(Entries shown)

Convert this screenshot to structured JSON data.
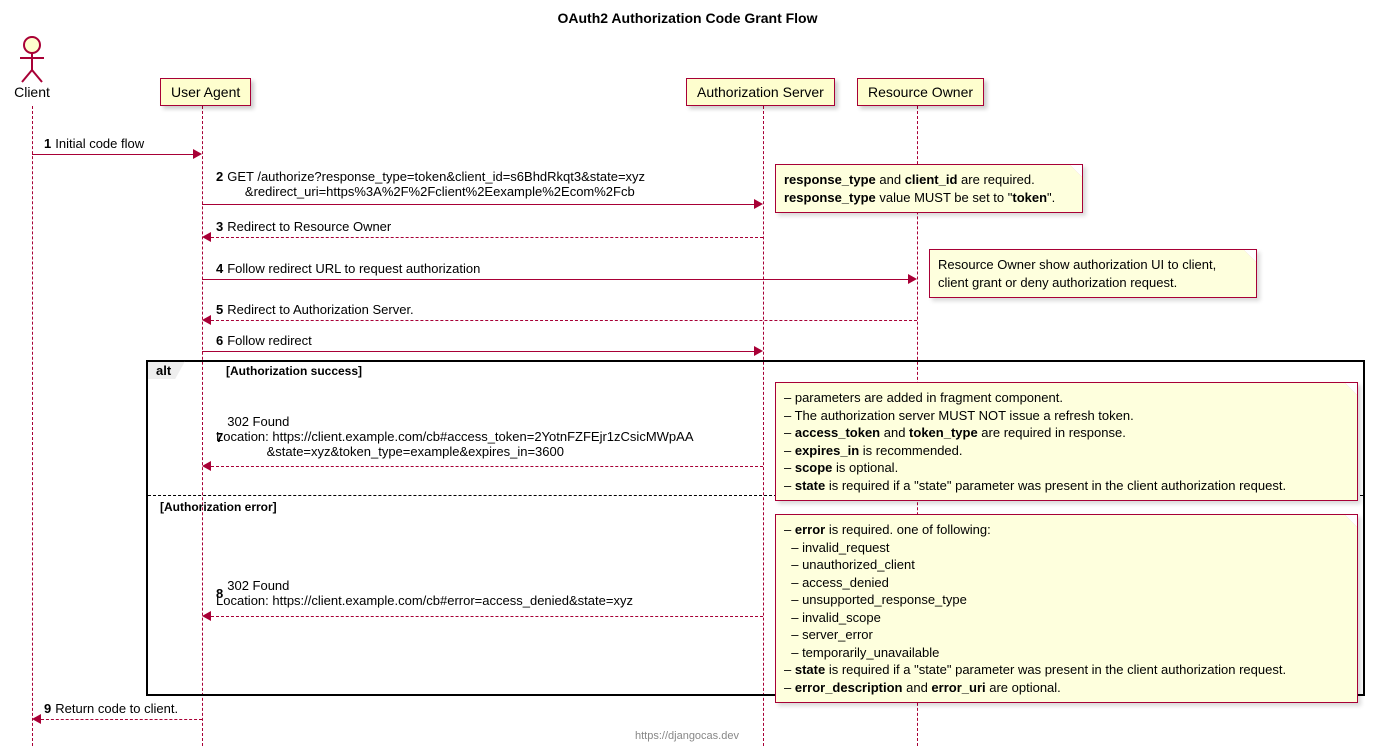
{
  "title": "OAuth2 Authorization Code Grant Flow",
  "participants": {
    "client": "Client",
    "user_agent": "User Agent",
    "auth_server": "Authorization Server",
    "resource_owner": "Resource Owner"
  },
  "messages": {
    "m1": {
      "num": "1",
      "text": "Initial code flow"
    },
    "m2": {
      "num": "2",
      "text": "GET /authorize?response_type=token&client_id=s6BhdRkqt3&state=xyz\n        &redirect_uri=https%3A%2F%2Fclient%2Eexample%2Ecom%2Fcb"
    },
    "m3": {
      "num": "3",
      "text": "Redirect to Resource Owner"
    },
    "m4": {
      "num": "4",
      "text": "Follow redirect URL to request authorization"
    },
    "m5": {
      "num": "5",
      "text": "Redirect to Authorization Server."
    },
    "m6": {
      "num": "6",
      "text": "Follow redirect"
    },
    "m7": {
      "num": "7",
      "text": "302 Found\nLocation: https://client.example.com/cb#access_token=2YotnFZFEjr1zCsicMWpAA\n              &state=xyz&token_type=example&expires_in=3600"
    },
    "m8": {
      "num": "8",
      "text": "302 Found\nLocation: https://client.example.com/cb#error=access_denied&state=xyz"
    },
    "m9": {
      "num": "9",
      "text": "Return code to client."
    }
  },
  "alt": {
    "label": "alt",
    "cond_success": "[Authorization success]",
    "cond_error": "[Authorization error]"
  },
  "notes": {
    "n2_html": "<b>response_type</b> and <b>client_id</b> are required.<br><b>response_type</b> value MUST be set to \"<b>token</b>\".",
    "n4_html": "Resource Owner show authorization UI to client,<br>client grant or deny authorization request.",
    "n7_html": "&ndash; parameters are added in fragment component.<br>&ndash; The authorization server MUST NOT issue a refresh token.<br>&ndash; <b>access_token</b> and <b>token_type</b> are required in response.<br>&ndash; <b>expires_in</b> is recommended.<br>&ndash; <b>scope</b> is optional.<br>&ndash; <b>state</b> is required if a \"state\" parameter was present in the client authorization request.",
    "n8_html": "&ndash; <b>error</b> is required. one of following:<br>&nbsp;&nbsp;&ndash; invalid_request<br>&nbsp;&nbsp;&ndash; unauthorized_client<br>&nbsp;&nbsp;&ndash; access_denied<br>&nbsp;&nbsp;&ndash; unsupported_response_type<br>&nbsp;&nbsp;&ndash; invalid_scope<br>&nbsp;&nbsp;&ndash; server_error<br>&nbsp;&nbsp;&ndash; temporarily_unavailable<br>&ndash; <b>state</b> is required if a \"state\" parameter was present in the client authorization request.<br>&ndash; <b>error_description</b> and <b>error_uri</b> are optional."
  },
  "footer": "https://djangocas.dev"
}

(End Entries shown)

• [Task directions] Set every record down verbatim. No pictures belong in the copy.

• [Written reply]
Convert this screenshot to structured JSON data.
{
  "title": "OAuth2 Authorization Code Grant Flow",
  "participants": {
    "client": "Client",
    "user_agent": "User Agent",
    "auth_server": "Authorization Server",
    "resource_owner": "Resource Owner"
  },
  "messages": {
    "m1": {
      "num": "1",
      "text": "Initial code flow"
    },
    "m2": {
      "num": "2",
      "text": "GET /authorize?response_type=token&client_id=s6BhdRkqt3&state=xyz\n        &redirect_uri=https%3A%2F%2Fclient%2Eexample%2Ecom%2Fcb"
    },
    "m3": {
      "num": "3",
      "text": "Redirect to Resource Owner"
    },
    "m4": {
      "num": "4",
      "text": "Follow redirect URL to request authorization"
    },
    "m5": {
      "num": "5",
      "text": "Redirect to Authorization Server."
    },
    "m6": {
      "num": "6",
      "text": "Follow redirect"
    },
    "m7": {
      "num": "7",
      "text": "302 Found\nLocation: https://client.example.com/cb#access_token=2YotnFZFEjr1zCsicMWpAA\n              &state=xyz&token_type=example&expires_in=3600"
    },
    "m8": {
      "num": "8",
      "text": "302 Found\nLocation: https://client.example.com/cb#error=access_denied&state=xyz"
    },
    "m9": {
      "num": "9",
      "text": "Return code to client."
    }
  },
  "alt": {
    "label": "alt",
    "cond_success": "[Authorization success]",
    "cond_error": "[Authorization error]"
  },
  "notes": {
    "n2_html": "<b>response_type</b> and <b>client_id</b> are required.<br><b>response_type</b> value MUST be set to \"<b>token</b>\".",
    "n4_html": "Resource Owner show authorization UI to client,<br>client grant or deny authorization request.",
    "n7_html": "&ndash; parameters are added in fragment component.<br>&ndash; The authorization server MUST NOT issue a refresh token.<br>&ndash; <b>access_token</b> and <b>token_type</b> are required in response.<br>&ndash; <b>expires_in</b> is recommended.<br>&ndash; <b>scope</b> is optional.<br>&ndash; <b>state</b> is required if a \"state\" parameter was present in the client authorization request.",
    "n8_html": "&ndash; <b>error</b> is required. one of following:<br>&nbsp;&nbsp;&ndash; invalid_request<br>&nbsp;&nbsp;&ndash; unauthorized_client<br>&nbsp;&nbsp;&ndash; access_denied<br>&nbsp;&nbsp;&ndash; unsupported_response_type<br>&nbsp;&nbsp;&ndash; invalid_scope<br>&nbsp;&nbsp;&ndash; server_error<br>&nbsp;&nbsp;&ndash; temporarily_unavailable<br>&ndash; <b>state</b> is required if a \"state\" parameter was present in the client authorization request.<br>&ndash; <b>error_description</b> and <b>error_uri</b> are optional."
  },
  "footer": "https://djangocas.dev"
}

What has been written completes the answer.